Finally, what can be learned from companies in other sectors which have had to learn lessons about building social and environmental considerations into their wider business operations, for example those in the extractive sector.
Engaging the public policy agenda
There is a need to engage the public policy agenda to ensure that it is genuinely supportive of the goal of developing sustainable smallholder supply chains. We will conduct research to ensure that this happens.
Firstly, we will explore what needs to be done to make sure that initiatives like the Sustainable Cocoa Initiative are better informed and more realistic. How might issues such as governance, transparency and capacity in Cote d’Ivoire and Ghana affect the impact of the initiative, and what might be done to address these things.
Secondly, we will examine how northern’ governments’ strategies for international development, trade and investment can best support the development of sustainable supply chains. Wholesale change in issues like tariff policy are not going to be feasible, but where might small changes in existing regimes be possible which would encourage more processing of raw agricultural products in origin countries, so providing more resources to support smallholders and others in agricultural supply chains.

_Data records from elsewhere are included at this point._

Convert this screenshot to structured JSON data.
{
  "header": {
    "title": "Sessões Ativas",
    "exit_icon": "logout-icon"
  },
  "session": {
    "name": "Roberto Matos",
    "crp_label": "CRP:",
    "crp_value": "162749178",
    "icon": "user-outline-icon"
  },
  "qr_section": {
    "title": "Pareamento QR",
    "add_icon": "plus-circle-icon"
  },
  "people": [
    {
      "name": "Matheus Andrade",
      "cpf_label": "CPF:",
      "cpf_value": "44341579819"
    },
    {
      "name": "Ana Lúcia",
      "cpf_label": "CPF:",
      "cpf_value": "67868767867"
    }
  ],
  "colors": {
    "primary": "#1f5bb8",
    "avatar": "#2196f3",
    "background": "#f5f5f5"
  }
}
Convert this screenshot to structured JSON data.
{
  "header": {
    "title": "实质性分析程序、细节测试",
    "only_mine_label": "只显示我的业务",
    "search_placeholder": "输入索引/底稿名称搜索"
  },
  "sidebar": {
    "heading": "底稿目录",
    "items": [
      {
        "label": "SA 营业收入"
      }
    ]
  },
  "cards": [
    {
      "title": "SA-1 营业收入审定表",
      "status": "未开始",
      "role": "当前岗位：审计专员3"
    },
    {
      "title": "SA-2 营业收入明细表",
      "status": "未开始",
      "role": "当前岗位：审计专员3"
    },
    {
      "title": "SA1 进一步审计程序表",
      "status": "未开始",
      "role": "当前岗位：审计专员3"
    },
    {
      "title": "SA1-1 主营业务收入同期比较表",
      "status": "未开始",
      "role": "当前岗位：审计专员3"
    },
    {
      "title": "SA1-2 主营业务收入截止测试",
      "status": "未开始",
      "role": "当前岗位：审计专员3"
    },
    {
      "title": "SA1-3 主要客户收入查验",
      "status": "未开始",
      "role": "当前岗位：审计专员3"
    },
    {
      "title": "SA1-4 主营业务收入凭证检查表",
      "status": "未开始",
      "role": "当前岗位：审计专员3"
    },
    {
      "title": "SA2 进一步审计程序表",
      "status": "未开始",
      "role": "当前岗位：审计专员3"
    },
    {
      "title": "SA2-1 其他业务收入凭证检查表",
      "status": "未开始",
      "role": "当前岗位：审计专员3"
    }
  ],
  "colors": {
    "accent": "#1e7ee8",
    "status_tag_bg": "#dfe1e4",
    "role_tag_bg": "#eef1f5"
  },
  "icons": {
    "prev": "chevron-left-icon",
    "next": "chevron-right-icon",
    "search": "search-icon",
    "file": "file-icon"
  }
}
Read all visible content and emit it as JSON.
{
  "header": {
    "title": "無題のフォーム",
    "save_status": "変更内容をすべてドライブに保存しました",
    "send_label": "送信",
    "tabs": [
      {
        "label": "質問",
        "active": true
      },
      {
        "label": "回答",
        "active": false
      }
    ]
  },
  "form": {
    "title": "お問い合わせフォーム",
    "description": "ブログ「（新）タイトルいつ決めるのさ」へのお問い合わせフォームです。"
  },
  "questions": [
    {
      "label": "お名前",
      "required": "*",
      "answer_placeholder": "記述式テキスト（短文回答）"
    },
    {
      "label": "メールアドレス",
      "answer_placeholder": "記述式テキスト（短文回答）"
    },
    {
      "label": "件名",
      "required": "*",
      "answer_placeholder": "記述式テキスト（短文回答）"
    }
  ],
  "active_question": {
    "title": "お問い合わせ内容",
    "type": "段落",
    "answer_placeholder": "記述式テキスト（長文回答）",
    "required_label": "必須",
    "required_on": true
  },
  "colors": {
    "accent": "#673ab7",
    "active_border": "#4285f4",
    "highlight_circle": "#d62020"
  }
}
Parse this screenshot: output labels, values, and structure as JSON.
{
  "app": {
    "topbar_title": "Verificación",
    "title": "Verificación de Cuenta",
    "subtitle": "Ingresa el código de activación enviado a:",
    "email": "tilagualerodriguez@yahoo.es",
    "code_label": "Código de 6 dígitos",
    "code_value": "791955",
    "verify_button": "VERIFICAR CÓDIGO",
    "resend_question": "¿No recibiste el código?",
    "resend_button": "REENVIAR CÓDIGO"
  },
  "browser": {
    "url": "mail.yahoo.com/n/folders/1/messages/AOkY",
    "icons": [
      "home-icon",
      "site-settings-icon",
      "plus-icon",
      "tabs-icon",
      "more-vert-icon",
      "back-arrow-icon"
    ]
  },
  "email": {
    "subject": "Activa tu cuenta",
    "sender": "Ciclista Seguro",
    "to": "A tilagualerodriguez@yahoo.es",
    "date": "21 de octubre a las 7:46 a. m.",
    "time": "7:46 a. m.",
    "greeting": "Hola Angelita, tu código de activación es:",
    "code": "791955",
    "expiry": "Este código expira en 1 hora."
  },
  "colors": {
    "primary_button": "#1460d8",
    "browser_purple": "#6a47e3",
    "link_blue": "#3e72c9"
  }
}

Be part of the solution
At present, efforts to make smallholder supply chains sustainable are not themselves sustainable. However, what our research has given us is a really clear agenda of what needs to be done to change this. The projects set out above provide practical steps to address different aspects of the challenge, and taken together represent a holistic and comprehensive strategy to create durable agricultural supply chains.
We are putting this programme of work into action during 2021, and we are looking for partners to become involved in what we are doing. As in the first phase of the project, our aim is to deliver both the collective benefit of developing a clearer insight into creating sustainable supply chains, as well as tailored support to each member organisation in delivering their own particular goals. To find out more, please contact either Dr Peter Stanbury or Tobias Webb.
Here’s a short podcast summarising the recent research process and paper:
What action is necessary for resilient smallholder supply chains?
Peter Stanbury, senior associate at Innovation Forum, talks with Ian Welsh about new research into how business can help develop really sustainable and robust smallholder farming communities. Stanbury argues that all in commodity value chains need to accept that systemic change is required, and only real cooperation can bring this about.
For more information about Innovation Forum’s Innovation Accelerator initiative, click here.